More shares to be unlocked soon.
Another concern many investors have is the number of shares being unlocked for trading. About 268 million shares will be released in mid-August, an additional 192 million shares in mid-October and the largest slug — more than 1.2 billion shares — in mid-November. Though some of those shares will not be sold, the new supply still will dwarf the 421.2 million the company sold in the IPO. If we see the stock under pressure next month and again in October, all of us who own Facebook should consider selling before the release and repurchasing after Thanksgiving.
Why I'm not selling Facebook today.
- I don't believe Facebook has 900 million unique active users, but I do believe they have 500 million.

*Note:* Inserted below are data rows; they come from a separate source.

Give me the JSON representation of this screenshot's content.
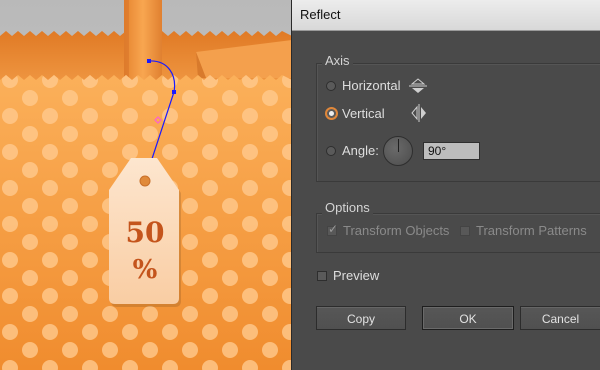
{
  "tag": {
    "value": "50",
    "unit": "%"
  },
  "dialog": {
    "title": "Reflect",
    "axis": {
      "legend": "Axis",
      "horizontal_label": "Horizontal",
      "vertical_label": "Vertical",
      "angle_label": "Angle:",
      "angle_value": "90°",
      "selected": "vertical"
    },
    "options": {
      "legend": "Options",
      "transform_objects_label": "Transform Objects",
      "transform_objects_checked": true,
      "transform_patterns_label": "Transform Patterns",
      "transform_patterns_checked": false
    },
    "preview_label": "Preview",
    "preview_checked": false,
    "buttons": {
      "copy": "Copy",
      "ok": "OK",
      "cancel": "Cancel"
    }
  },
  "colors": {
    "accent": "#e0873a",
    "paper": "#f79c3c",
    "dot": "#ffcf9a",
    "tag": "#fde0c4",
    "tag_text": "#c4541c"
  }
}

I don't think they're in immediate danger of being disrupted by Google, Microsoft or Yahoo! Therefore, give management a couple quarters to figure out how to improve their ad delivery system and other ways to monetise the platform without killing traffic. Facebook will become a huge cash machine, because it remains a viable destination for millions of users, every-single-day.
- The company has $10 billion in cash and generated $242 million as cash flow from operations in the quarter. This isn't a Zynga. Speaking of Zynga, advice to Facebook's leadership, you might want to start reporting before Zynga or figure out a way to stop Wall Street from treating Zynga like one of your subsidiaries.
- We don't know what the upside potential will be for the Instagram acquisition when it starts to figure out it's ad program. It could, could, double their revenue.
- I think Zuck will start to get bothered that most of his employees stock options are under water and internal pressure to figure out the "business" of Facebook will motivate him to be more open to ideas on how to build a highly profitable business.
- Facebook is surrounded by really smart people, smart board of directors and smart institutional investors. They will all help mentor the company through these waters. Facebook isn't just one guy. I believe Facebook's management team will continue to learn, grow and improve the business model over time. It's not a sprint and yes it sucks owning a declining stock, but I'm not giving up on Zuckerberg, Sandberg or Ebersman.
So, there you have it. I'm holding on. I would love to hear your thoughts.